*Exercise instructions*.
Would you copy every line of the listing below that includes the word "placeholder"?

*Extracted data*.

══════

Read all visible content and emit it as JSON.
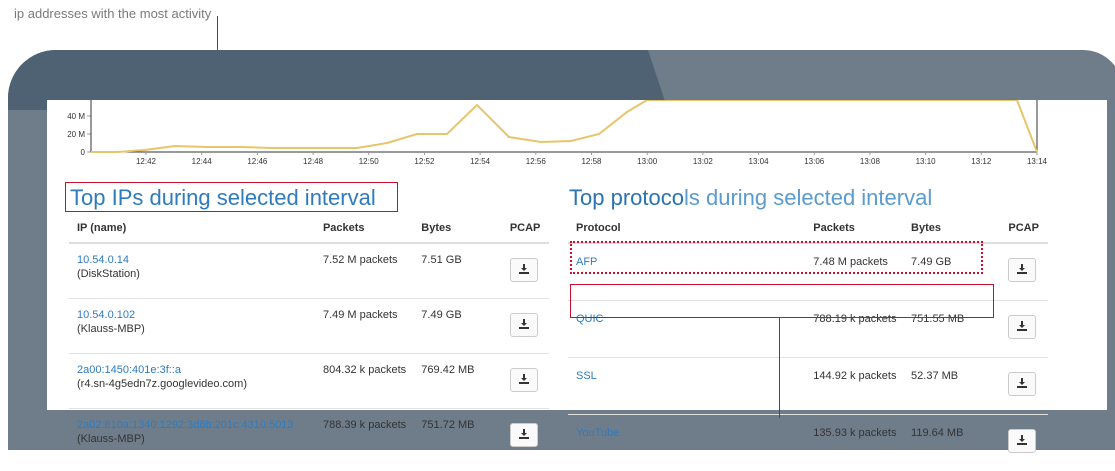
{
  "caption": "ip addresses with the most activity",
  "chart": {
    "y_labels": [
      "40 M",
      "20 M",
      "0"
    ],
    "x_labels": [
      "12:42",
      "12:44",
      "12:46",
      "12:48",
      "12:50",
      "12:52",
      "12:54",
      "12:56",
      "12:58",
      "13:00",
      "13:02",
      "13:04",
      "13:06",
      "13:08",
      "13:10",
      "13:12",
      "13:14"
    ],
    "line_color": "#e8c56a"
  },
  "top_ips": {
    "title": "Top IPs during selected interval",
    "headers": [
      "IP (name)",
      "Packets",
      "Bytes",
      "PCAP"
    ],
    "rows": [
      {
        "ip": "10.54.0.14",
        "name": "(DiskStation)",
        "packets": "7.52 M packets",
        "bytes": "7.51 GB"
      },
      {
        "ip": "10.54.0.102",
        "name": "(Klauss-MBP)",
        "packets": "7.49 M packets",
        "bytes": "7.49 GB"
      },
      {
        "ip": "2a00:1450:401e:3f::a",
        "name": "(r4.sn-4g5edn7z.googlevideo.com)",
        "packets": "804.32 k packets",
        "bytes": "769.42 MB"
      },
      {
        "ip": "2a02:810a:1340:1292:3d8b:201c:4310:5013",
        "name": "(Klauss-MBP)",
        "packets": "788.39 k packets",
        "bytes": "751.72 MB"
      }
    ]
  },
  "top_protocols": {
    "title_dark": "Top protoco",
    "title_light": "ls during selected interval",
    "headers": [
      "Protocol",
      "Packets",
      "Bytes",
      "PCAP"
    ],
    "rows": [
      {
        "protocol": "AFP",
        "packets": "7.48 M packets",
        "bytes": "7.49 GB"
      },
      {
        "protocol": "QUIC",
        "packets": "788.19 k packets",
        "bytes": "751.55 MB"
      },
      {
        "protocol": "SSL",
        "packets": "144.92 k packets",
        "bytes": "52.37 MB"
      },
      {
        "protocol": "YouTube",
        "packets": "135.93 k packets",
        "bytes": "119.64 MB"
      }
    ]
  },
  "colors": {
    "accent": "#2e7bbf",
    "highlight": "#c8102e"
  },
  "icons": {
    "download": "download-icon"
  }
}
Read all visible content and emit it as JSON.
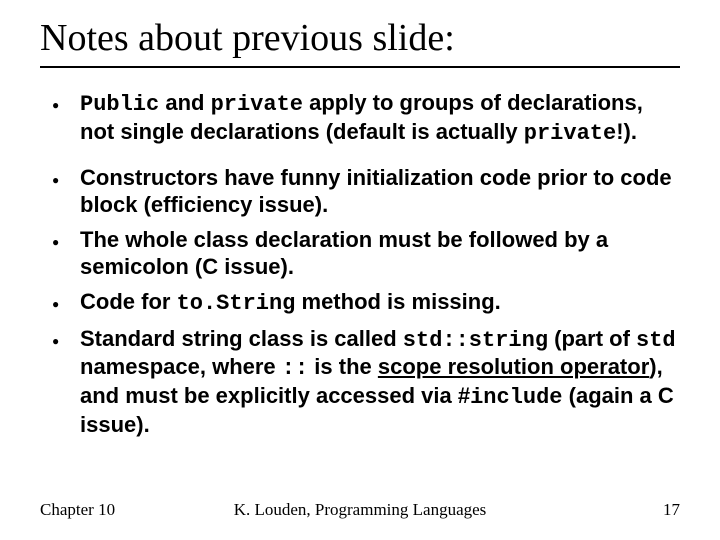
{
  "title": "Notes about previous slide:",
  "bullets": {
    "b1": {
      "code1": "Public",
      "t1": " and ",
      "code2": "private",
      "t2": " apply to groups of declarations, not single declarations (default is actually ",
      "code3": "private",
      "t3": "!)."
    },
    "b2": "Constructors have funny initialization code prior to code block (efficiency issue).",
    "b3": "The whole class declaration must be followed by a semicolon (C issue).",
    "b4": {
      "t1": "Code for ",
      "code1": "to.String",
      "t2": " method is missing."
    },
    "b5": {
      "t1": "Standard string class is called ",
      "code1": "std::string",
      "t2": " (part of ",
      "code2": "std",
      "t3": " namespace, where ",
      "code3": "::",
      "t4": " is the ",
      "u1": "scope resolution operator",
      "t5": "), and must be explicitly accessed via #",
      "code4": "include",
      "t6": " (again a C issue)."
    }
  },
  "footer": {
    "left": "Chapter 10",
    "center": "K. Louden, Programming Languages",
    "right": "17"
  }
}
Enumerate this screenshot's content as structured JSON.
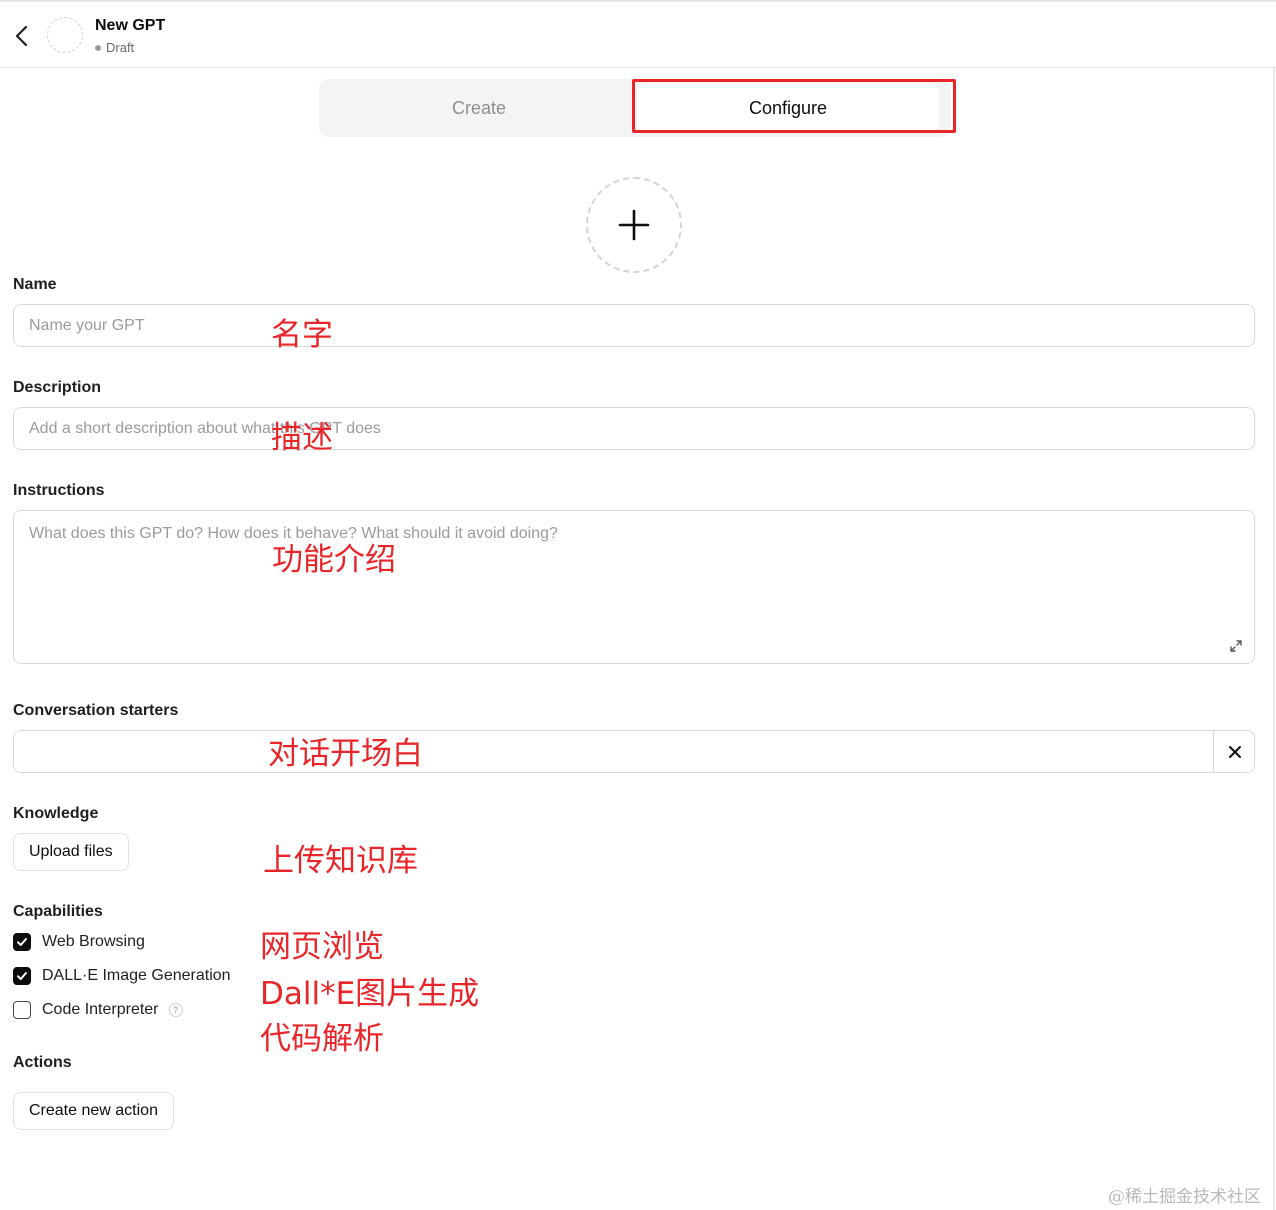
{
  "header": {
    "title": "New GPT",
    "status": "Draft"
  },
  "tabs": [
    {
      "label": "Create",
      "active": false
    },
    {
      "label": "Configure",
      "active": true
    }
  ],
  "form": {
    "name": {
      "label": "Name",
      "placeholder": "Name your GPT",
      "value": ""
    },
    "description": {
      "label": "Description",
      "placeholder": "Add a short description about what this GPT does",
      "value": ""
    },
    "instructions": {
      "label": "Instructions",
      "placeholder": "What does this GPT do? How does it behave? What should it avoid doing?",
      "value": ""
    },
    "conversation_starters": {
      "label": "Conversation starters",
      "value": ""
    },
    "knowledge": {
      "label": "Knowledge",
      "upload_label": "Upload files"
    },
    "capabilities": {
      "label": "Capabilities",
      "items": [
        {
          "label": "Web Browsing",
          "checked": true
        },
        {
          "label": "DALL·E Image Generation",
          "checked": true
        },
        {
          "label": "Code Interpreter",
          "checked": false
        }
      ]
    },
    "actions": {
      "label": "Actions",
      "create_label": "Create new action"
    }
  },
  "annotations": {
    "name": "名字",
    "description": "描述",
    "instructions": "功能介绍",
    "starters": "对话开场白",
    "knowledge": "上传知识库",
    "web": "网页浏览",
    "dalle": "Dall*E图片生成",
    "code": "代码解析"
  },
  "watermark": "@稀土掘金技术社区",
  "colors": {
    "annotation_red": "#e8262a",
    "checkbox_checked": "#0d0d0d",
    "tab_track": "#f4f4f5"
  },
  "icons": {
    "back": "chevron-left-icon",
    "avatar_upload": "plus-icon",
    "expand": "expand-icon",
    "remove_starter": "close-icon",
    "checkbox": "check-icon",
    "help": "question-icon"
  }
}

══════

*Expected output*.
      "placeholder": "Name your GPT",
      "placeholder": "Add a short description about what this GPT does",
      "placeholder": "What does this GPT do? How does it behave? What should it avoid doing?",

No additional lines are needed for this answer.